To compile our list of America’s most dangerous cities, we used the FBI’s uniform crime report for 2010, which tallies crime data for each of the country’s metropolitan statistical areas, regions that usually consist of a large city and its suburbs or clusters of closely linked smaller cities, and metropolitan divisions, which are core areas within some of the larger MSAs. Because small fluctuations in crime numbers can produce outsize jumps in rates in smaller metropolitan areas, we looked at MSAs with a population of 200,000 or more. We used the FBI’s numbers for four categories of violent crimes: murder and non-negligent manslaughter; forcible rape; robbery; and aggravated assault.
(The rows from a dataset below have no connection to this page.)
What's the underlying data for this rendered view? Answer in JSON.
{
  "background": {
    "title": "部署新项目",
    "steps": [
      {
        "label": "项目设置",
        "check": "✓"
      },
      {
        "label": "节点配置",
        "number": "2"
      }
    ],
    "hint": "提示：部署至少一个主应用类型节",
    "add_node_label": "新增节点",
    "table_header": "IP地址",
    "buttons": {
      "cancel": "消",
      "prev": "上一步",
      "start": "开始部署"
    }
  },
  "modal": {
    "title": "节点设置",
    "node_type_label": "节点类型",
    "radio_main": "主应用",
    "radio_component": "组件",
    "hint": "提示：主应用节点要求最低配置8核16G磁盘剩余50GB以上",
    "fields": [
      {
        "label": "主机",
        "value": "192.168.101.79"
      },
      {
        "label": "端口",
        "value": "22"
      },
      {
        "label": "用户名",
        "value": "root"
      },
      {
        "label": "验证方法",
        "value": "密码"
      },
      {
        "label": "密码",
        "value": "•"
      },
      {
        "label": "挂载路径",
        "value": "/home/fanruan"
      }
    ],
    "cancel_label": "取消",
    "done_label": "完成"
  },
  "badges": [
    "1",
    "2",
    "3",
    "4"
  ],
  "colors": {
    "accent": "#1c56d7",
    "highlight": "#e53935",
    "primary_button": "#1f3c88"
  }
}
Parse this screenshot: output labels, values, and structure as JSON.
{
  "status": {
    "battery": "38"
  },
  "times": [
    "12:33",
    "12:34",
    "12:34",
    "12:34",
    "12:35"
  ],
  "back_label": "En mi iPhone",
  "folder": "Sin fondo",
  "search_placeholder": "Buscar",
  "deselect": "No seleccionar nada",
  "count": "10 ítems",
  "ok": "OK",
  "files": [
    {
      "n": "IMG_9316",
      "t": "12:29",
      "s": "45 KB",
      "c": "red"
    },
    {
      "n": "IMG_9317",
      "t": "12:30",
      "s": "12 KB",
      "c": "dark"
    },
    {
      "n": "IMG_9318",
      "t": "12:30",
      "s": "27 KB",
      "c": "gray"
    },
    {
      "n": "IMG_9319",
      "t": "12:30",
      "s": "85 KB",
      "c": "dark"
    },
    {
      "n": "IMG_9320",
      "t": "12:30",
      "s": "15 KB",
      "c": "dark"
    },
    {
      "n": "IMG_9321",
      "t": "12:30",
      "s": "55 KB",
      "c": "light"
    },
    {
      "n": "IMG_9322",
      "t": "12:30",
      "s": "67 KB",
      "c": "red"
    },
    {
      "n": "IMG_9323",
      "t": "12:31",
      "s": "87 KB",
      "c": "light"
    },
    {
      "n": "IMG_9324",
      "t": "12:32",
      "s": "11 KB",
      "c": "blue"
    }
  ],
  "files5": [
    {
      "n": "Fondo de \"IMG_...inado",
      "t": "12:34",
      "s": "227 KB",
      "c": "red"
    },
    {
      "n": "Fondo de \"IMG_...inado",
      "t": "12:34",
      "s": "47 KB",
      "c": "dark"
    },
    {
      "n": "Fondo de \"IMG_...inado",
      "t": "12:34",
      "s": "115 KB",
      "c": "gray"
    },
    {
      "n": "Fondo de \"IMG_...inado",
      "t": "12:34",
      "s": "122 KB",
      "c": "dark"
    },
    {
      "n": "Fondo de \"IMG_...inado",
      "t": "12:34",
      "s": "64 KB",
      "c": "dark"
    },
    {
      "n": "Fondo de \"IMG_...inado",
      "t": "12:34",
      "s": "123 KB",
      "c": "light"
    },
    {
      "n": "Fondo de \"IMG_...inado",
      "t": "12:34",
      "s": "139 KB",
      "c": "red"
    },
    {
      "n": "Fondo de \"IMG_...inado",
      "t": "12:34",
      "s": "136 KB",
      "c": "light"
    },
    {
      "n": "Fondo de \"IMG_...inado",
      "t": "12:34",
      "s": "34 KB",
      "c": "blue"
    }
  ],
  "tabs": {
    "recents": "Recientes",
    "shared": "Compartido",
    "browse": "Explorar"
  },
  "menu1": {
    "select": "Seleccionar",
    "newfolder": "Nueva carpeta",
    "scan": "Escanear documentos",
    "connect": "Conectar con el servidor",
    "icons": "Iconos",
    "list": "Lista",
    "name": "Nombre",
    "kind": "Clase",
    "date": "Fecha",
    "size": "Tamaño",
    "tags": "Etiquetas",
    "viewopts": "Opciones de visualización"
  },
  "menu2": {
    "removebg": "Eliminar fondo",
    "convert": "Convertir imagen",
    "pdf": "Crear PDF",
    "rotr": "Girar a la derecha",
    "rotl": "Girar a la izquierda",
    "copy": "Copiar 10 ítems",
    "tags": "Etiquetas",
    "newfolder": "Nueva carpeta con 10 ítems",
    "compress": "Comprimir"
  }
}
It’s commonly expected that crime will rise as economic conditions worsen, but that hasn’t been the case in the U.S. – violent crime has fallen for the past four years. In 2010, murder was down 4%, rape fell 5%, robbery dropped 10%, and aggravated assault fell 4%, according to the FBI. “There’s a complex series of forces at work behind these rates,” says Tom Blomberg, dean of the College of Criminology and Criminal Justice at Florida State Univeristy. “The state of the economy, demographics, the number of young males at any given time, the rate of imprisonment and the number of police all factor in.” More From Forbes: America’s Most Stressful Cities 20 Ways to Lose Your Nest Egg America’s Most Transformed Neighboroods The opinions expressed are solely those of the author and do not necessarily reflect the views of Comcast.